How can the climbing community increase allyship and/or become more accessible to anyone with health conditions or impairments?
Firstly, if you think your local climbing centre isn’t accessible then challenge it and be a voice for the community. Maybe there is no accessible parking or steps to get in the building, preventing disabled people from being able to access climbing.
Equally, please don’t park in accessible parking spots without a blue badge! If I don’t park in a disabled space then I can’t physically get out of my car and sometimes parking down the road and pushing to a centre is not the safest or easiest thing to do. If there is no accessible space I have to literally turn my car around and go home.
You can also speak to paraclimbers and ask questions but be mindful of how you say it and what you ask.

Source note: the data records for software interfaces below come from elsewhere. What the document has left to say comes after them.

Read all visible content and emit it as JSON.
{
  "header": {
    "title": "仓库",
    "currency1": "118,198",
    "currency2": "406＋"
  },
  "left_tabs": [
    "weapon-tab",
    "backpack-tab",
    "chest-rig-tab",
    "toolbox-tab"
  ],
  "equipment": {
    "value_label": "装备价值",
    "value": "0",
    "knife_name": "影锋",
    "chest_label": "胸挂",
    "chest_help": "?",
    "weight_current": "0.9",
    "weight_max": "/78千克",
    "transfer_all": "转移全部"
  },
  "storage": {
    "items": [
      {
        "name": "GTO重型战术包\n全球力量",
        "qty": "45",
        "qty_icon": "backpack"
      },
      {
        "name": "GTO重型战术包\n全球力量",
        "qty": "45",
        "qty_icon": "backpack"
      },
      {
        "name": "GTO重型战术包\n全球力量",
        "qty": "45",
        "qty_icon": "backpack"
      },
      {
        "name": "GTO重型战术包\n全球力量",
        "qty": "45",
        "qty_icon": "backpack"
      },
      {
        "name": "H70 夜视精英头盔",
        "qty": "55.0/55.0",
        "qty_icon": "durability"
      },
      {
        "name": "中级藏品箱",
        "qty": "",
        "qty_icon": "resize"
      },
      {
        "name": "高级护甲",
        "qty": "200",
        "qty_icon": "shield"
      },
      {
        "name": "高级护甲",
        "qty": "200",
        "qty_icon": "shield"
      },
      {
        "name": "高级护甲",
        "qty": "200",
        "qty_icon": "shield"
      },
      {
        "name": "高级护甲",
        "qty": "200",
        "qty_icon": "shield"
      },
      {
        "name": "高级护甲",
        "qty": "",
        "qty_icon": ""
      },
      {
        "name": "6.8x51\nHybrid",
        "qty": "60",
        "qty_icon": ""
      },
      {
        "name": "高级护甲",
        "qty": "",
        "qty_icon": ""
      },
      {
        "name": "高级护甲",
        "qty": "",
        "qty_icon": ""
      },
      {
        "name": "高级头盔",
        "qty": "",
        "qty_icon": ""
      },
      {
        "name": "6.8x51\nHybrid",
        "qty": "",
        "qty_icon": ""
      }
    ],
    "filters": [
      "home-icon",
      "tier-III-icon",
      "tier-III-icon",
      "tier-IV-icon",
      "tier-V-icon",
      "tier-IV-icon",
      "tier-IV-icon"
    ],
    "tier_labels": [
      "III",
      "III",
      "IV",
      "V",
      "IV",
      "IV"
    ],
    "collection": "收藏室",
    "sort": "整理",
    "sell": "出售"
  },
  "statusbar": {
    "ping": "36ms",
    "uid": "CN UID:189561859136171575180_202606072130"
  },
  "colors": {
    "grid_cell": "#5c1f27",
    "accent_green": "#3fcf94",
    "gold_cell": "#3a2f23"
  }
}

You don’t necessarily need to know why someone is a paraclimber but feel free to ask about climbing-related things.
You can support paraclimbers by coming along to our competitions, following us on social media, or volunteering with some of the awesome paraclimbing organisations.
Can you tell us more about the Leeds Paraclimbing Club?
I set up Leeds paraclimbing club to challenge some of the barriers disabled people face when accessing climbing and adventurous activities and get more disabled people into the sport. We run weekly sessions and outdoor trips and have had over 100 new people come along to a session since we launched in 2021.
What other passions motivate you and bring you joy?
I love sports and the outdoors. I recently took up sit skiing after spending some time in Colorado in the Rocky Mountains. Skiing gives me the same sense of freedom as climbing and I am hoping to continue progressing and getting down harder runs without falling over.
I enjoy being outdoors and find it helps massively with my mental health.
Who do you look up to and/or admire?
I look up to some of the amazing paraclimbers on the GB Climbing Team, like visually impaired climbers Jesse Dufton (and his guide Molly) and Abbie Robinson. They are both super strong and acing the competition scene.
I also look up to non-disabled climbers like Janja Garnbert and Shauna Coxsey and wish my competition head game was as good as theirs.
Thanks Lucy! Everyone at Depot Climbing is really excited to have you on board.
Follow Lucy on social media via the link below and if you are looking for more information, take a look at our useful links too.